A pelvic exam is necessary to diagnose pelvic organ prolapse. If you do have prolapse, the urogynecologist will determine which organs are involved and how severe the prolapse is. Other tests might be ordered, based on your individual examination.
Pelvic Organ Prolapse Treatment
Our treatment approach is focused on the underlying causes of pelvic organ dysfunction. Our decades of leading renowned research into pelvic organ disorders translates into our being uniquely well qualified to treat the causes of prolapse and not just the symptoms.
Treatment options for each person will also vary based on the severity and discomfort of the prolapse.
Four main choices exist for the treatment of prolapse:
- Conservative monitoring – if your prolapse is not bothersome, no treatment is necessary and your gynecologist can monitor progression during your annual exam
- Pelvic floor physical therapy can be helpful to alleviate or minimize symptoms of prolapse. It also provides patients with tools to prevent progression of symptoms. U-M Health has a team of physical therapists that specializes in pelvic floor therapy. They provide sensitive and individualized care for patients with pelvic floor disorders.
- A pessary can be fit during an office exam to help hold up the organs. A pessary is a flexible silicone device that fits into your vagina to provide support for your vaginal wall. Pessaries come in several different shapes and sizes. Pessaries are usually barely noticeable and do not cause infections or pain.
- Surgery can restore the pelvic anatomy and correct the bulge. Surgery can be done vaginally or abdominally and we offer special expertise in minimally invasive and robotic surgical techniques. This means we almost never have to make a big incision on your abdomen and patients report a high degree of satisfaction with their results.
It is safe to have sex if you have prolapse. If you choose to monitor your prolapse or decide to wear a pessary, your sex life shouldn't change apart from removing the pessary prior to intercourse.

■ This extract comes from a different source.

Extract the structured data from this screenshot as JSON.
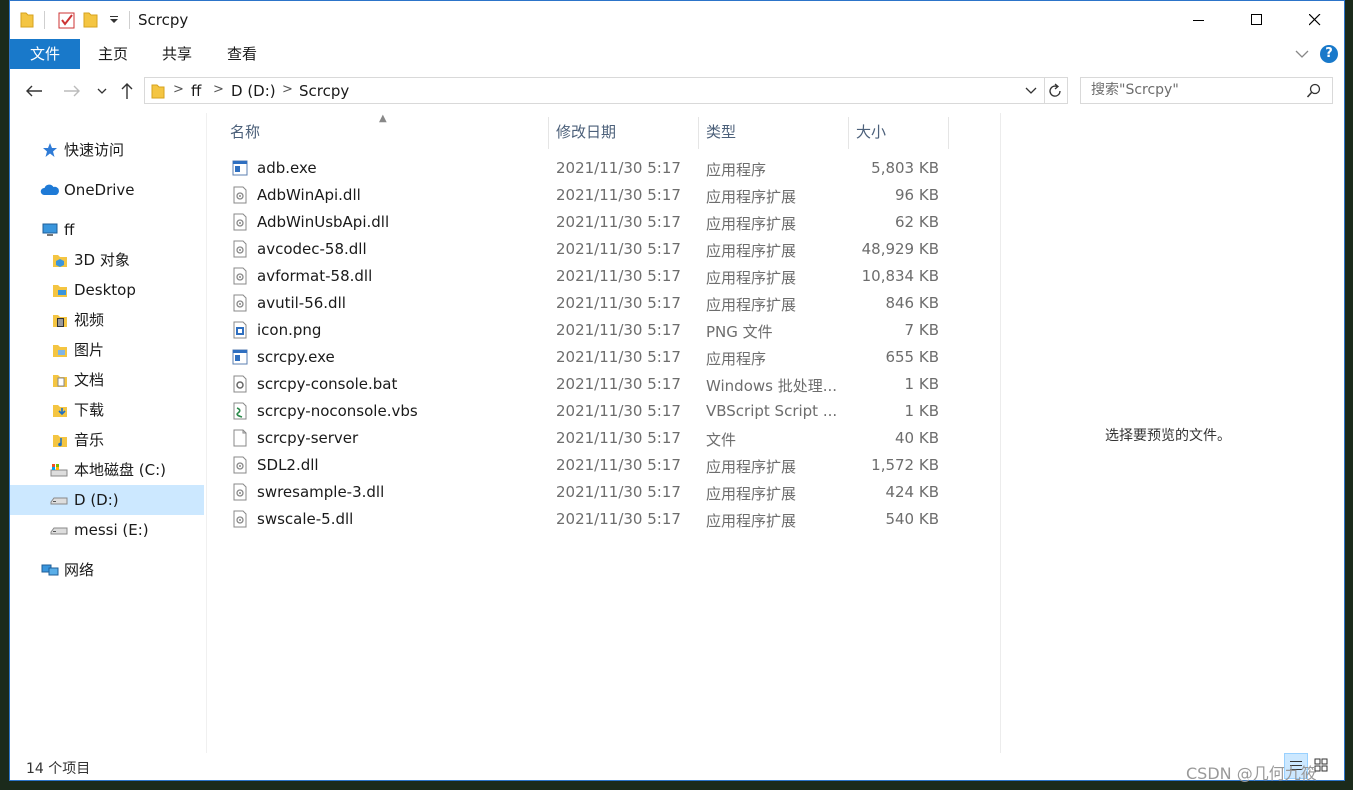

If you choose to have surgery, you will be asked to wait for a period of time after surgery before having intercourse. After taking time to heal, many patients report an improved sex life.
In some cases, the treatment options offered to people with prolapse depend on the training and experience of the surgeon. Our group of board-certified Female Pelvic Medicine and Reconstructive Surgery (FPMRS) subspecialists have deep, broad experience with the full range of treatment options for those with pelvic floor disorders and will work with you to find the right option.
Make an Appointment
To schedule an appointment or learn more about the U-M Health Urogynecology Program, call one of our four clinics in Ann Arbor, Northville and Midland.